Puddle Jumpers & Floaties
For starters, we would like for you to avoid floaties on the arms or puddle jumpers while your child is learning to swim.
Puddle jumpers have foam bands for flotation around the chest and around the arms as well.
Floaties are inflatable arm bands that go on each arm. Floaties are downright dangerous to wear. They are not rated as a safety device and are known to spontaneously deflate especially if they catch the rough edge of a pool.
The other reason we don't like floaties, from a coaching perspective, is because of the position they put children in when they are in the water. The swimming position is horizontal, either face down or face up. When we put flotation on the arms, it moves the buoyancy up so high that the child moves through the water vertically.
It turns out that this is the drowning position, and this is not how we want to teach our children to move through the water. The one time they find themselves in the water without the arm bands on, they find that they cannot efficiently move through the water to get to safety or to float on their back.
A puddle jumper, however, is Coast Guard Approved, so if you are wearing one in open water, you are considered legal.
Really the best option for your child is a good old-fashioned life jacket. To know what to look for while you are shopping for a life jacket, just open it up and look at the label. Here are some things you need to look for in a good life jacket:
Another type of jacket is a Type III. This is the most common one you will find for anyone over 30 pounds. It does not have a pillow on the back, and the foam is evenly distributed in the back and in the front. It is still a great life jacket, it just won't flip someone over if they are unconscious.
Everything in Moderation
A good life jacket is the way to go for a flotation device, but it should be used in moderation. If the child spends all of their time in the water using flotation, then the one time they end up in the water without it, they are not going to know how the water and their body interact, which can be really dangerous for them. A majority of your infant, toddler, and preschooler time in the water should be spent with you holding them in the water, and only using the jacket when necessary.
How to Fit a Jacket
To fit a jacket, you will want to pull all the straps as tight as they can go, and don't forget about the bottom strap. This is called the straddle strap. It goes between their legs and keeps them from slipping out of the jacket.
Your instinct may be to make the jacket loose in order to make the child more comfortable, but they will really be more comfortable the tighter it is.
Once they are all buckled in, slide your fingers above each shoulder and pull up. As long as the jacket is not obstructing the mouth or the nose, it is a good fit. If it comes up over their face, that means you need to tighten the straps more.

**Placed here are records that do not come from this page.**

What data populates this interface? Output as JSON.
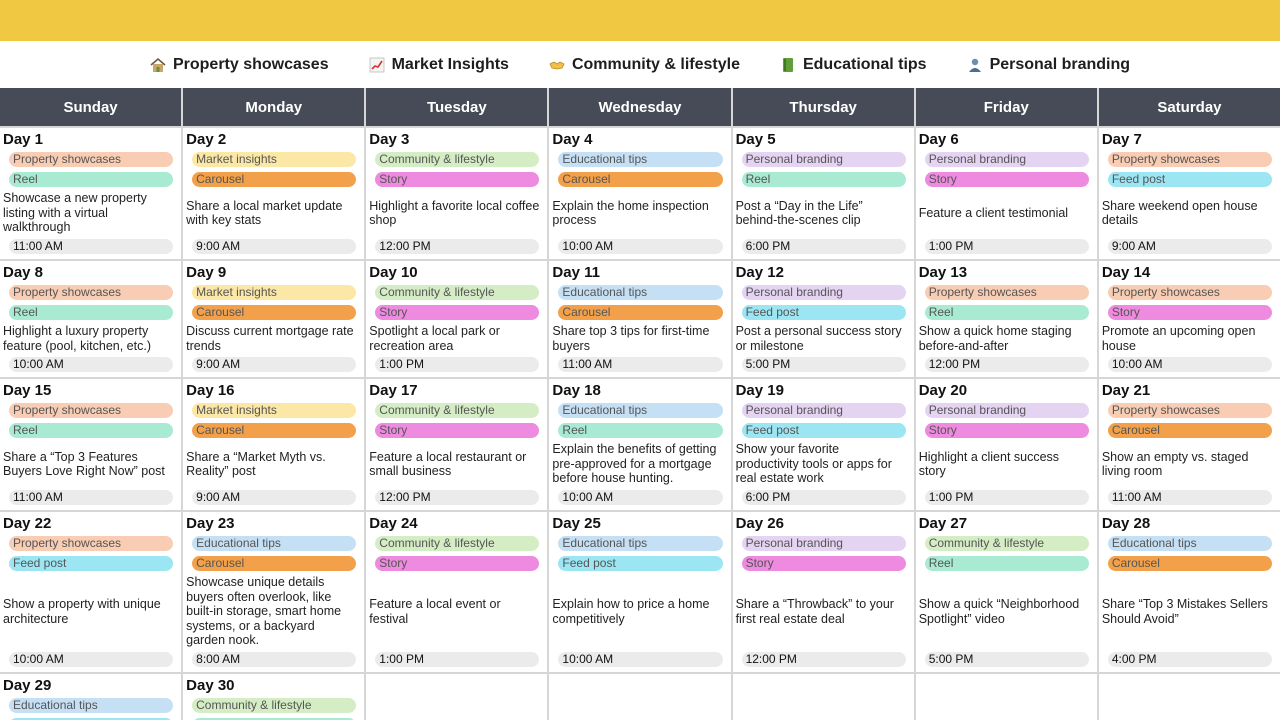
{
  "legend": [
    {
      "icon": "house-icon",
      "label": "Property showcases"
    },
    {
      "icon": "chart-icon",
      "label": "Market Insights"
    },
    {
      "icon": "handshake-icon",
      "label": "Community & lifestyle"
    },
    {
      "icon": "book-icon",
      "label": "Educational tips"
    },
    {
      "icon": "person-icon",
      "label": "Personal branding"
    }
  ],
  "days_of_week": [
    "Sunday",
    "Monday",
    "Tuesday",
    "Wednesday",
    "Thursday",
    "Friday",
    "Saturday"
  ],
  "colors": {
    "topbar": "#f0c842",
    "header": "#464b57",
    "category": {
      "Property showcases": "#f8cdb4",
      "Market insights": "#fbe8a6",
      "Community & lifestyle": "#d5edc4",
      "Educational tips": "#c5e0f4",
      "Personal branding": "#e5d3f2"
    },
    "format": {
      "Reel": "#a9ead2",
      "Carousel": "#f2a14a",
      "Story": "#ee8adf",
      "Feed post": "#9ce6f4"
    }
  },
  "days": [
    {
      "day": "Day 1",
      "category": "Property showcases",
      "format": "Reel",
      "description": "Showcase a new property listing with a virtual walkthrough",
      "time": "11:00 AM"
    },
    {
      "day": "Day 2",
      "category": "Market insights",
      "format": "Carousel",
      "description": "Share a local market update with key stats",
      "time": "9:00 AM"
    },
    {
      "day": "Day 3",
      "category": "Community & lifestyle",
      "format": "Story",
      "description": "Highlight a favorite local coffee shop",
      "time": "12:00 PM"
    },
    {
      "day": "Day 4",
      "category": "Educational tips",
      "format": "Carousel",
      "description": "Explain the home inspection process",
      "time": "10:00 AM"
    },
    {
      "day": "Day 5",
      "category": "Personal branding",
      "format": "Reel",
      "description": "Post a “Day in the Life” behind-the-scenes clip",
      "time": "6:00 PM"
    },
    {
      "day": "Day 6",
      "category": "Personal branding",
      "format": "Story",
      "description": "Feature a client testimonial",
      "time": "1:00 PM"
    },
    {
      "day": "Day 7",
      "category": "Property showcases",
      "format": "Feed post",
      "description": "Share weekend open house details",
      "time": "9:00 AM"
    },
    {
      "day": "Day 8",
      "category": "Property showcases",
      "format": "Reel",
      "description": "Highlight a luxury property feature (pool, kitchen, etc.)",
      "time": "10:00 AM"
    },
    {
      "day": "Day 9",
      "category": "Market insights",
      "format": "Carousel",
      "description": "Discuss current mortgage rate trends",
      "time": "9:00 AM"
    },
    {
      "day": "Day 10",
      "category": "Community & lifestyle",
      "format": "Story",
      "description": "Spotlight a local park or recreation area",
      "time": "1:00 PM"
    },
    {
      "day": "Day 11",
      "category": "Educational tips",
      "format": "Carousel",
      "description": "Share top 3 tips for first-time buyers",
      "time": "11:00 AM"
    },
    {
      "day": "Day 12",
      "category": "Personal branding",
      "format": "Feed post",
      "description": "Post a personal success story or milestone",
      "time": "5:00 PM"
    },
    {
      "day": "Day 13",
      "category": "Property showcases",
      "format": "Reel",
      "description": "Show a quick home staging before-and-after",
      "time": "12:00 PM"
    },
    {
      "day": "Day 14",
      "category": "Property showcases",
      "format": "Story",
      "description": "Promote an upcoming open house",
      "time": "10:00 AM"
    },
    {
      "day": "Day 15",
      "category": "Property showcases",
      "format": "Reel",
      "description": "Share a “Top 3 Features Buyers Love Right Now” post",
      "time": "11:00 AM"
    },
    {
      "day": "Day 16",
      "category": "Market insights",
      "format": "Carousel",
      "description": "Share a “Market Myth vs. Reality” post",
      "time": "9:00 AM"
    },
    {
      "day": "Day 17",
      "category": "Community & lifestyle",
      "format": "Story",
      "description": "Feature a local restaurant or small business",
      "time": "12:00 PM"
    },
    {
      "day": "Day 18",
      "category": "Educational tips",
      "format": "Reel",
      "description": "Explain the benefits of getting pre-approved for a mortgage before house hunting.",
      "time": "10:00 AM"
    },
    {
      "day": "Day 19",
      "category": "Personal branding",
      "format": "Feed post",
      "description": "Show your favorite productivity tools or apps for real estate work",
      "time": "6:00 PM"
    },
    {
      "day": "Day 20",
      "category": "Personal branding",
      "format": "Story",
      "description": "Highlight a client success story",
      "time": "1:00 PM"
    },
    {
      "day": "Day 21",
      "category": "Property showcases",
      "format": "Carousel",
      "description": "Show an empty vs. staged living room",
      "time": "11:00 AM"
    },
    {
      "day": "Day 22",
      "category": "Property showcases",
      "format": "Feed post",
      "description": "Show a property with unique architecture",
      "time": "10:00 AM"
    },
    {
      "day": "Day 23",
      "category": "Educational tips",
      "format": "Carousel",
      "description": "Showcase unique details buyers often overlook, like built-in storage, smart home systems, or a backyard garden nook.",
      "time": "8:00 AM"
    },
    {
      "day": "Day 24",
      "category": "Community & lifestyle",
      "format": "Story",
      "description": "Feature a local event or festival",
      "time": "1:00 PM"
    },
    {
      "day": "Day 25",
      "category": "Educational tips",
      "format": "Feed post",
      "description": "Explain how to price a home competitively",
      "time": "10:00 AM"
    },
    {
      "day": "Day 26",
      "category": "Personal branding",
      "format": "Story",
      "description": "Share a “Throwback” to your first real estate deal",
      "time": "12:00 PM"
    },
    {
      "day": "Day 27",
      "category": "Community & lifestyle",
      "format": "Reel",
      "description": "Show a quick “Neighborhood Spotlight” video",
      "time": "5:00 PM"
    },
    {
      "day": "Day 28",
      "category": "Educational tips",
      "format": "Carousel",
      "description": "Share “Top 3 Mistakes Sellers Should Avoid”",
      "time": "4:00 PM"
    },
    {
      "day": "Day 29",
      "category": "Educational tips",
      "format": "Feed post",
      "description": "",
      "time": ""
    },
    {
      "day": "Day 30",
      "category": "Community & lifestyle",
      "format": "Reel",
      "description": "",
      "time": ""
    }
  ]
}
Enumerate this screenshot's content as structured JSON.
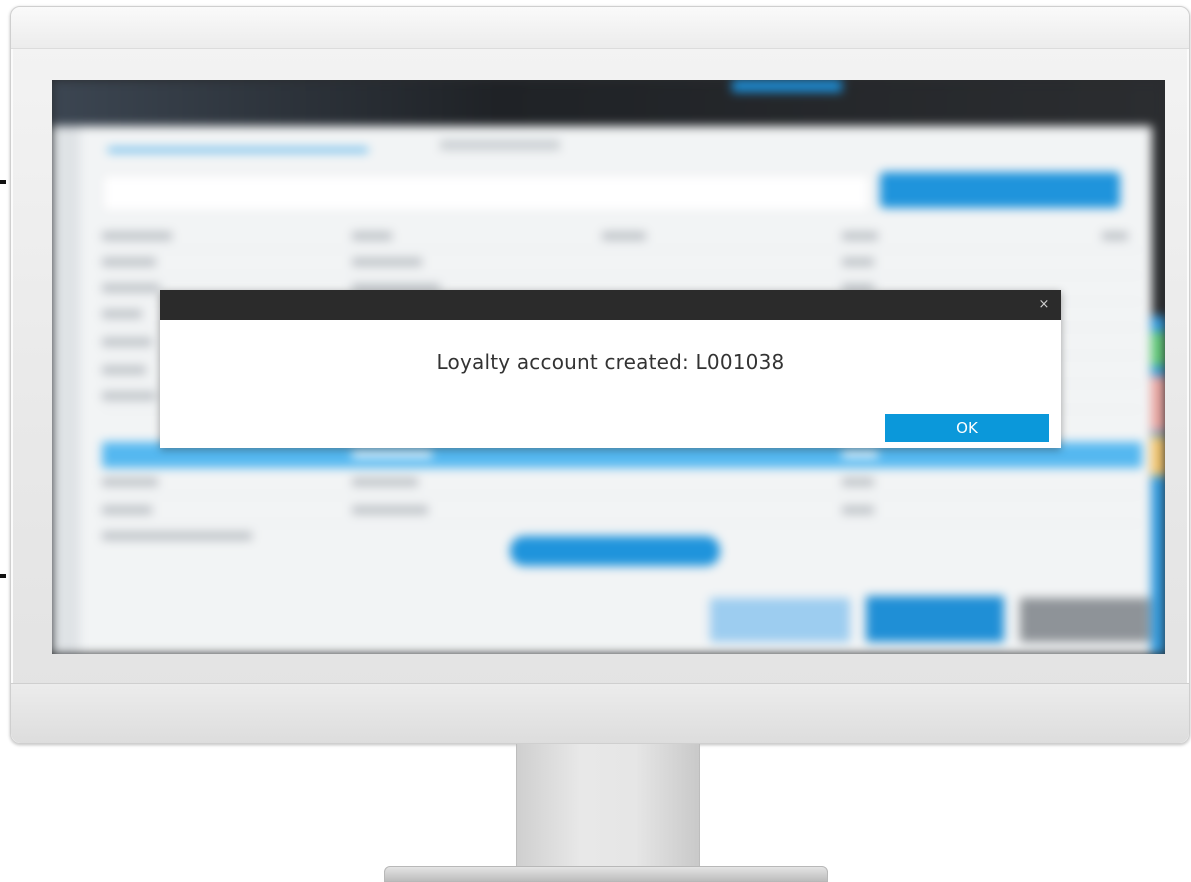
{
  "dialog": {
    "message": "Loyalty account created: L001038",
    "ok_label": "OK",
    "close_glyph": "×"
  },
  "colors": {
    "dialog_header": "#2b2b2b",
    "ok_button": "#0b98da",
    "app_accent": "#1f94dc"
  },
  "icons": {
    "close": "close-icon"
  }
}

At Safety Before Skill, we are big believers in early intervention swim lessons, but we also promote always wearing life jackets in open water. Because when life jackets are worn, nobody mourns.